*** LISTED RECORDS Section Begins ***

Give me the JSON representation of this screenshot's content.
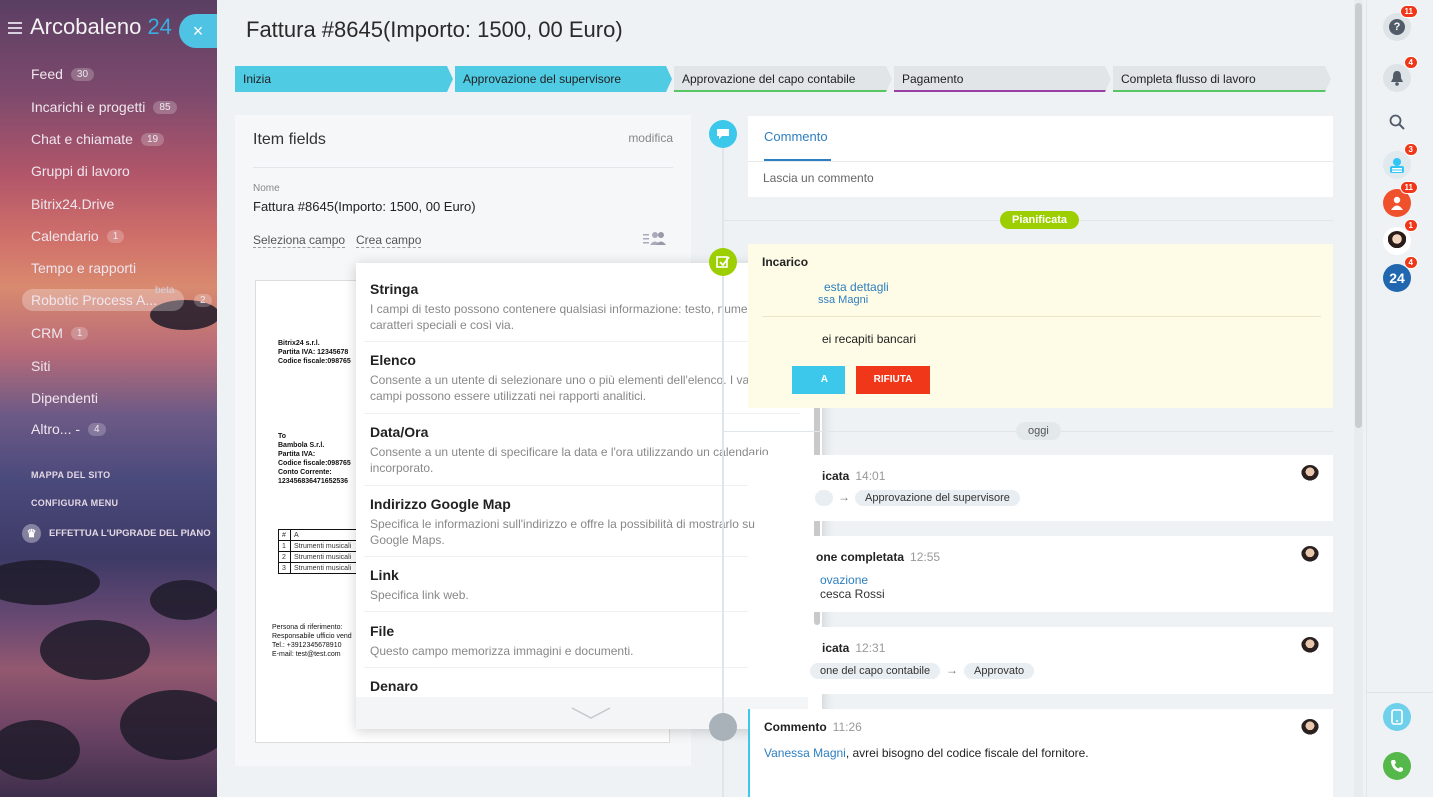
{
  "sidebar": {
    "brand_name": "Arcobaleno",
    "brand_number": "24",
    "close_symbol": "×",
    "items": [
      {
        "label": "Feed",
        "count": "30"
      },
      {
        "label": "Incarichi e progetti",
        "count": "85"
      },
      {
        "label": "Chat e chiamate",
        "count": "19"
      },
      {
        "label": "Gruppi di lavoro",
        "count": ""
      },
      {
        "label": "Bitrix24.Drive",
        "count": ""
      },
      {
        "label": "Calendario",
        "count": "1"
      },
      {
        "label": "Tempo e rapporti",
        "count": ""
      },
      {
        "label": "Robotic Process A...",
        "count": "2",
        "badge": "beta"
      },
      {
        "label": "CRM",
        "count": "1"
      },
      {
        "label": "Siti",
        "count": ""
      },
      {
        "label": "Dipendenti",
        "count": ""
      },
      {
        "label": "Altro... -",
        "count": "4"
      }
    ],
    "site_map": "MAPPA DEL SITO",
    "configure_menu": "CONFIGURA MENU",
    "upgrade": "EFFETTUA L'UPGRADE DEL PIANO"
  },
  "header": {
    "title": "Fattura #8645(Importo: 1500, 00 Euro)"
  },
  "stages": [
    {
      "label": "Inizia",
      "bg": "#4fcbe4",
      "line": "#4fcbe4"
    },
    {
      "label": "Approvazione del supervisore",
      "bg": "#4fcbe4",
      "line": "#4fcbe4"
    },
    {
      "label": "Approvazione del capo contabile",
      "bg": "#e1e5e8",
      "line": "#57c765"
    },
    {
      "label": "Pagamento",
      "bg": "#e1e5e8",
      "line": "#9b3fa8"
    },
    {
      "label": "Completa flusso di lavoro",
      "bg": "#e1e5e8",
      "line": "#57c765"
    }
  ],
  "item_fields": {
    "title": "Item fields",
    "edit": "modifica",
    "name_label": "Nome",
    "name_value": "Fattura #8645(Importo: 1500, 00 Euro)",
    "select_field": "Seleziona campo",
    "create_field": "Crea campo"
  },
  "document": {
    "company": "Bitrix24 s.r.l.\nPartita IVA: 12345678\nCodice fiscale:098765",
    "to": "To\nBambola S.r.l.\nPartita IVA:\nCodice fiscale:098765\nConto Corrente:\n123456836471652536",
    "table_header": [
      "#",
      "A"
    ],
    "table_rows": [
      [
        "1",
        "Strumenti musicali"
      ],
      [
        "2",
        "Strumenti musicali"
      ],
      [
        "3",
        "Strumenti musicali"
      ]
    ],
    "footer": "Persona di riferimento:\nResponsabile ufficio vend\nTel.: +3912345678910\nE-mail: test@test.com"
  },
  "field_types": [
    {
      "title": "Stringa",
      "desc": "I campi di testo possono contenere qualsiasi informazione: testo, numeri, caratteri speciali e così via."
    },
    {
      "title": "Elenco",
      "desc": "Consente a un utente di selezionare uno o più elementi dell'elenco. I valori dei campi possono essere utilizzati nei rapporti analitici."
    },
    {
      "title": "Data/Ora",
      "desc": "Consente a un utente di specificare la data e l'ora utilizzando un calendario incorporato."
    },
    {
      "title": "Indirizzo Google Map",
      "desc": "Specifica le informazioni sull'indirizzo e offre la possibilità di mostrarlo su Google Maps."
    },
    {
      "title": "Link",
      "desc": "Specifica link web."
    },
    {
      "title": "File",
      "desc": "Questo campo memorizza immagini e documenti."
    },
    {
      "title": "Denaro",
      "desc": ""
    }
  ],
  "comment": {
    "tab": "Commento",
    "placeholder": "Lascia un commento"
  },
  "planned_label": "Pianificata",
  "today_label": "oggi",
  "task": {
    "title": "Incarico",
    "link": "esta dettagli",
    "person": "ssa Magni",
    "text": "ei recapiti bancari",
    "approve": "A",
    "reject": "RIFIUTA"
  },
  "events": [
    {
      "head": "icata",
      "time": "14:01",
      "from": "",
      "to": "Approvazione del supervisore"
    },
    {
      "head": "one completata",
      "time": "12:55",
      "link": "ovazione",
      "text": "cesca Rossi"
    },
    {
      "head": "icata",
      "time": "12:31",
      "from": "one del capo contabile",
      "to": "Approvato"
    },
    {
      "head": "Commento",
      "time": "11:26",
      "author": "Vanessa Magni",
      "text": ", avrei bisogno del codice fiscale del fornitore."
    }
  ],
  "right_bar": {
    "help_count": "11",
    "notifications_count": "4",
    "r1_count": "3",
    "r2_count": "11",
    "r3_count": "1",
    "r4_count": "4",
    "r4_label": "24"
  }
}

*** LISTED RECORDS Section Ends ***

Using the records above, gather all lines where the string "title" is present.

    "title": "Fattura #8645(Importo: 1500, 00 Euro)"
    "title": "Item fields",
      "title": "Stringa",
      "title": "Elenco",
      "title": "Data/Ora",
      "title": "Indirizzo Google Map",
      "title": "Link",
      "title": "File",
      "title": "Denaro",
    "title": "Incarico",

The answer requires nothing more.